### Action item
Among the entries below, find the lines with the word "Standard" and return them.

___ Dataset records ___

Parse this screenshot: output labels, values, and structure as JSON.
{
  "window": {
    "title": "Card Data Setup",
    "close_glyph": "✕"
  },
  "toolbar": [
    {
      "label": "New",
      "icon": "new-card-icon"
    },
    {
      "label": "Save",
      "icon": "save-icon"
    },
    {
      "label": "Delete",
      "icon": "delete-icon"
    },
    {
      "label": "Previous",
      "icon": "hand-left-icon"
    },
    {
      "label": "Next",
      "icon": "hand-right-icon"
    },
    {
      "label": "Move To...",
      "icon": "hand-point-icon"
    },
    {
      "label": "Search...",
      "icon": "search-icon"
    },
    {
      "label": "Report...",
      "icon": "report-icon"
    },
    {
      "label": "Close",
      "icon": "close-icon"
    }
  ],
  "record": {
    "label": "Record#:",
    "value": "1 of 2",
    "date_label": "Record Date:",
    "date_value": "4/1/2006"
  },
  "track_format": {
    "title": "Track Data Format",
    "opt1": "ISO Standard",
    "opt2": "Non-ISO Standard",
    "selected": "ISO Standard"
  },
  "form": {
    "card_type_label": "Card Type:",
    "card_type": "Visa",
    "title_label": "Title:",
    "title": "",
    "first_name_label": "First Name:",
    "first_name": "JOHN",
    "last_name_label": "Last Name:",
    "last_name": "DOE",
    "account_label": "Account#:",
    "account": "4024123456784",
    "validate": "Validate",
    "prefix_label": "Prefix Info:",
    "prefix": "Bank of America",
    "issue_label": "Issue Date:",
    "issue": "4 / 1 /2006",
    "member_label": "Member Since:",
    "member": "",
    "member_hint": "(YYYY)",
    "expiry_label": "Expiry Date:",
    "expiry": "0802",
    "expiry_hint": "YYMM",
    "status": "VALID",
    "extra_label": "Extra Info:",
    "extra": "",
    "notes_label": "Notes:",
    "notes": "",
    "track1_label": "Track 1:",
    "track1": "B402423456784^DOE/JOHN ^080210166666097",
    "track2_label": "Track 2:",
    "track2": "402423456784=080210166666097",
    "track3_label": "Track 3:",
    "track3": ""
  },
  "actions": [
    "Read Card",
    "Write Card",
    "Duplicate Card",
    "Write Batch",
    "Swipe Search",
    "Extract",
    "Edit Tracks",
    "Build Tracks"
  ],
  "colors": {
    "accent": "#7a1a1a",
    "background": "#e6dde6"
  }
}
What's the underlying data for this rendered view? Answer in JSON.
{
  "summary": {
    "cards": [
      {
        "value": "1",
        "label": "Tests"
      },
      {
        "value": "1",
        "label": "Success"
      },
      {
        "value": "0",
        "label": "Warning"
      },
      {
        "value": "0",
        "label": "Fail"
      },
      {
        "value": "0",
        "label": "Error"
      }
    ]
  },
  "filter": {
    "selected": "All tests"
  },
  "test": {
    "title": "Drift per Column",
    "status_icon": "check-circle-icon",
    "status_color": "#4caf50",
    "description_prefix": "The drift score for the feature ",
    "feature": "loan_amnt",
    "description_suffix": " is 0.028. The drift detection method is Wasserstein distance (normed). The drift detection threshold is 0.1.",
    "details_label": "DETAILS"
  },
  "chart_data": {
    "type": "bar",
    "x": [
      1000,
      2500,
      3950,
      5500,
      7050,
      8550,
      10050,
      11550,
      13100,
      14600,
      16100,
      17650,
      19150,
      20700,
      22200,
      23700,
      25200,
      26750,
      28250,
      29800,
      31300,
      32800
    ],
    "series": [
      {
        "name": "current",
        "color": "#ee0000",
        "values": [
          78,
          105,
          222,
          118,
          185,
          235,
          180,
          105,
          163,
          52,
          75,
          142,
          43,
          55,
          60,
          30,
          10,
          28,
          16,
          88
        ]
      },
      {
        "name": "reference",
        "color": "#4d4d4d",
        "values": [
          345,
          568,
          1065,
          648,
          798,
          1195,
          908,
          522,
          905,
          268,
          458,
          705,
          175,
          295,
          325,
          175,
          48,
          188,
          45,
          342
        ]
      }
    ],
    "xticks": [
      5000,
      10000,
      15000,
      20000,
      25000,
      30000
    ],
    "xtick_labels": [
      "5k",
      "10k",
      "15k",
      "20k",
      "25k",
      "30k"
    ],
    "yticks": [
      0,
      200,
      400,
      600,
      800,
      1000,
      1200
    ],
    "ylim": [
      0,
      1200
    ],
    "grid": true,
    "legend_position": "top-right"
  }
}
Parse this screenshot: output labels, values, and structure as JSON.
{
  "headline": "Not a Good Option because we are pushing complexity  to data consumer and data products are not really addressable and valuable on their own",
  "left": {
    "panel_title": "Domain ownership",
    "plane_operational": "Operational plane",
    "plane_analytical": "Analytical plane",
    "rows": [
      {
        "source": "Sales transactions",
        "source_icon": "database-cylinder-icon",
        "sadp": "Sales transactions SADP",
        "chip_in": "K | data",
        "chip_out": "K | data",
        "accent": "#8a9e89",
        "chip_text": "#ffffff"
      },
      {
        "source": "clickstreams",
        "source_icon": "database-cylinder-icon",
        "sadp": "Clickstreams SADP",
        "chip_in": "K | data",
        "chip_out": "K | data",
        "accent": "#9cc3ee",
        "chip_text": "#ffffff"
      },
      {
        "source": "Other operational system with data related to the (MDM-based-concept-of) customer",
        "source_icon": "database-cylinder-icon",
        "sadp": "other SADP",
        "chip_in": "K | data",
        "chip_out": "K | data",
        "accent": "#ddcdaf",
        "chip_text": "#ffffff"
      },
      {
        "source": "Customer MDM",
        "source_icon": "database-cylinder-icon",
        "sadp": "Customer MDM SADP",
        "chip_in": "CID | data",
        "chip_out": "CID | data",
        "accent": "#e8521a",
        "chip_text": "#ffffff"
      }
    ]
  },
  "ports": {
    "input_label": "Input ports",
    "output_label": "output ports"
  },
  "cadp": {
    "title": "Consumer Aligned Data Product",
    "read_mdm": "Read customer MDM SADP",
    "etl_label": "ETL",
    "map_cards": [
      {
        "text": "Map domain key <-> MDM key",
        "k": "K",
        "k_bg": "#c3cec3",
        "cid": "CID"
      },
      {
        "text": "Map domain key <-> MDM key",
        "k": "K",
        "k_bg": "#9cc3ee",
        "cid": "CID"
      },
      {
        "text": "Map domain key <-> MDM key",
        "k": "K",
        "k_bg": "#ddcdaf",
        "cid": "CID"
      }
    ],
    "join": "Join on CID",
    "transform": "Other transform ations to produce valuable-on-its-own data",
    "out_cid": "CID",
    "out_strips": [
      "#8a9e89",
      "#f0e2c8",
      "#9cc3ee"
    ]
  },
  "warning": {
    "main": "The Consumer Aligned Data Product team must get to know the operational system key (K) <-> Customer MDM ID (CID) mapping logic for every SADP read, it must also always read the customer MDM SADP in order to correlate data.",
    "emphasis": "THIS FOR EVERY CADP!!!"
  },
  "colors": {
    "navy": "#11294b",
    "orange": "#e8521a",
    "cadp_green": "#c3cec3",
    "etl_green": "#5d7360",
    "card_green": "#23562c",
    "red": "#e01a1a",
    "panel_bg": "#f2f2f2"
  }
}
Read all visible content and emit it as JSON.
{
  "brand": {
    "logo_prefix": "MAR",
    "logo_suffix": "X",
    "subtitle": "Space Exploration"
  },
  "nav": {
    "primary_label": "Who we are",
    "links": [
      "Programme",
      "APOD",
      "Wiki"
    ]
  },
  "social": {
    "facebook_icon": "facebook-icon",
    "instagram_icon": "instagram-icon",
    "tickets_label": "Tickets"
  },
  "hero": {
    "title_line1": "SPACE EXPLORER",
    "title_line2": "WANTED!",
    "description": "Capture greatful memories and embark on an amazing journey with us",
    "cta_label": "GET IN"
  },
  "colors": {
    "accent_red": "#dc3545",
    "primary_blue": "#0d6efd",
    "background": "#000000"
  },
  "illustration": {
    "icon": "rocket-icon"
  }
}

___

### Result of this exercise
    "opt1": "ISO Standard",
    "opt2": "Non-ISO Standard",
    "selected": "ISO Standard"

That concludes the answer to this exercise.